In a perfect world, if a streaming service could remove 10% of their “unclear” or “ambiguous” errors with more accurate information the customer lifetime would increase by 5 days or 1.1%. In monetary terms: By reducing errors by 10% for an SVOD service with 1M subscribers and a $15/month subscription fee, the 5 days increased in lifetime value for the technical churner segment would result in an estimated revenue increase of $160,000.
Effects on ad-based video streaming (AVOD)
Given that there is a full set of additional elements within an advertising-supported video platform to support ad insertions and content protection – there are different error types that come into play, thus a different error calculation model is necessary. The AVOD cost of error model is based on research from S. Shunmuga Krishnan and Ramesh K. Sitaraman who found that viewers that experienced any interruptions to their streaming service were 2.32% less likely to revisit the video platform than a viewer who did not experience interruptions. This additional data point is especially important for AVOD services that depend on maximizing viewership, and thus the number of ads served, through driving regular consumption of their content.

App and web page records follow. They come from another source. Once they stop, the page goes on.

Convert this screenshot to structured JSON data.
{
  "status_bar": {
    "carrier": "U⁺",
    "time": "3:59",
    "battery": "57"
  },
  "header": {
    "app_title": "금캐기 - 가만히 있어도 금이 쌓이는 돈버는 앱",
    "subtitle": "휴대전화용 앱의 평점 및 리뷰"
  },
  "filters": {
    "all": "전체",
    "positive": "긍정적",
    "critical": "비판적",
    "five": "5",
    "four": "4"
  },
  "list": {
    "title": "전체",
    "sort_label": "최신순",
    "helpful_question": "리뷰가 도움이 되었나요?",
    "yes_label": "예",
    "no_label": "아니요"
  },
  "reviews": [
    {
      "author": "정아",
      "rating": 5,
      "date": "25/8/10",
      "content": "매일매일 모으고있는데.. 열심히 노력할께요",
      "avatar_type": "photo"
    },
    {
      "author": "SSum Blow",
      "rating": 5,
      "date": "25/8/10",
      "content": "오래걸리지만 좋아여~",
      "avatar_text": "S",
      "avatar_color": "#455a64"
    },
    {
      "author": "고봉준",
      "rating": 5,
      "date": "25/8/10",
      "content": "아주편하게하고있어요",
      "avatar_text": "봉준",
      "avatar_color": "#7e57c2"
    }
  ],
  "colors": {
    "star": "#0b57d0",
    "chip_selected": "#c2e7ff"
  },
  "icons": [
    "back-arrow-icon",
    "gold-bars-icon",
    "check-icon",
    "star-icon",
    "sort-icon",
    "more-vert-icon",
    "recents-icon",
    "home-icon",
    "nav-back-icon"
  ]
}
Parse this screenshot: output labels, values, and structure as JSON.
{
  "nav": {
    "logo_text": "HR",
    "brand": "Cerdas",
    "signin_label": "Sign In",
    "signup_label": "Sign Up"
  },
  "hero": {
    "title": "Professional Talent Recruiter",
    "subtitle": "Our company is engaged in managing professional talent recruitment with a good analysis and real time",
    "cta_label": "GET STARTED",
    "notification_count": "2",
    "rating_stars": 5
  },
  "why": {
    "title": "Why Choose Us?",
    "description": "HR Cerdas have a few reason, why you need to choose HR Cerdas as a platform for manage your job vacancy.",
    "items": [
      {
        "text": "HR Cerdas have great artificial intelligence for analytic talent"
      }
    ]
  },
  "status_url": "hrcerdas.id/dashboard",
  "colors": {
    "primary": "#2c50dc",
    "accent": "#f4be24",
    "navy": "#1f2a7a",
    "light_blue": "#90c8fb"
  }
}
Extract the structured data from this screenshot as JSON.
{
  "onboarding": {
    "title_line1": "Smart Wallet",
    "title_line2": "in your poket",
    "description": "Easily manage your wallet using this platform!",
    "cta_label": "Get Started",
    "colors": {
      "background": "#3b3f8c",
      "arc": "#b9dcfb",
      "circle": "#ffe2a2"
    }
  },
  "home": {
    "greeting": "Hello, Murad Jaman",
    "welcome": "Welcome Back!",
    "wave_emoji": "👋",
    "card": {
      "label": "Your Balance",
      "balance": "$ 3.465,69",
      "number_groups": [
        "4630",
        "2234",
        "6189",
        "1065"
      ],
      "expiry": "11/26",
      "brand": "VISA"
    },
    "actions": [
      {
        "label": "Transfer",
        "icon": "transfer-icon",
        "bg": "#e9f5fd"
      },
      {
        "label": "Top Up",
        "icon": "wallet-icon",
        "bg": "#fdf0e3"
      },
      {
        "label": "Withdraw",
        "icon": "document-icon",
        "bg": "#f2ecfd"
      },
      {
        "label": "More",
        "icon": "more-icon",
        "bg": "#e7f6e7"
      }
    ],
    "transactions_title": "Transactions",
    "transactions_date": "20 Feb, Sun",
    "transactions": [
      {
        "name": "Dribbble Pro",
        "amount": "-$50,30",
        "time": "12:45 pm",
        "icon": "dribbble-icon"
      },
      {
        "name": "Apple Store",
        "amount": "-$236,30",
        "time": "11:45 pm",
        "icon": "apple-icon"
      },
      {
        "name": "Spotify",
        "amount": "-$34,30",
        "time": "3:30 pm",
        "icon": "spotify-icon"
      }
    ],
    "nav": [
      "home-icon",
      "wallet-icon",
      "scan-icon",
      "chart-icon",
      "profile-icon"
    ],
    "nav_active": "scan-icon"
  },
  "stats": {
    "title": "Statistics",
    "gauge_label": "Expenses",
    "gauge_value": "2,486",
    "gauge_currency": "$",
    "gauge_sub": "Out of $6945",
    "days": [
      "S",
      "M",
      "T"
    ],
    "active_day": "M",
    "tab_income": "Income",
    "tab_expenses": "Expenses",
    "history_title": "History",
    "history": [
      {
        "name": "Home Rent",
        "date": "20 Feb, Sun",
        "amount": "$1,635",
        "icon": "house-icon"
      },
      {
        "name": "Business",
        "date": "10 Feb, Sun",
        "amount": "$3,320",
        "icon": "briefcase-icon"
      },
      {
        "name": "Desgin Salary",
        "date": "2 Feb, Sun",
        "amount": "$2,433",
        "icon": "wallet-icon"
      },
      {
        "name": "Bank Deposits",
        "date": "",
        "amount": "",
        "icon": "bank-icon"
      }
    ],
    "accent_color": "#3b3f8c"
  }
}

Based on the Bitmovin Analytics platform for AVOD services, 25-50% of users visit the site or service weekly (recurring users), and each unique user generates around 1.5 plays per week, and AVOD platforms serve around 2 ads/play. At the time of this whitepaper’s publication, the price per 1000 ad plays (CPM) for premium content was around $60 and had an upward trend in price in upscale markets such as Germany. In the scenario where a service maintains a 30% recurring viewership and stands to lose ad revenue from 2.32% unique viewers that experience start or in-stream failures, the service would incur a cost of $1.25 per 1000 errors.
Applied at scale and applying the 6.6% error rate from Bitmovin Analytics industry insights for a service experiencing 25M play attempts per week, this error rate would result in an estimated revenue loss of $3,445/week. Unfortunately, removing all errors is not a likely scenario, however, but in this case, reducing the error percentage by 20% already results in a $35,000 revenue increase.
It’s important to note that costs for both SVOD and AVOD errors are highly variable based on the input values (subscription fee, error rate, subscriber count, etc). To find out the potential monetary impact of reducing errors for your specific use case, please visit our calculator at the following link: https://bitmovin.com/demos/cost-of-errors
Find out how to tackle these unknown video errors and to save this information for future use, fill out the form below to receive our complete “Cost of Errors: How to reduce churn with granular data in video analytics” whitepaper.
Video technology guides and articles
- Back to Basics: Guide to the HTML5 Video Tag
- What is a VoD Platform?A comprehensive guide to Video on Demand (VOD)
- Video Technology : Top 5 video technology trends
- HEVC vs VP9: Modern codecs comparison
- What is the AV1 Codec?
- Video Compression: Encoding Definition and Adaptive Bitrate
- What is adaptive bitrate streaming
- MP4 vs MKV: Battle of the Video Formats
- AVOD vs SVOD; the “fall” of SVOD and Rise of AVOD & TVOD (Video Tech Trends)
- MPEG-DASH (Dynamic Adaptive Streaming over HTTP)
- Container Formats: The 4 most common container formats and why they matter to you.
- Quality of Experience (QoE) in Video Technology [2022 Guide]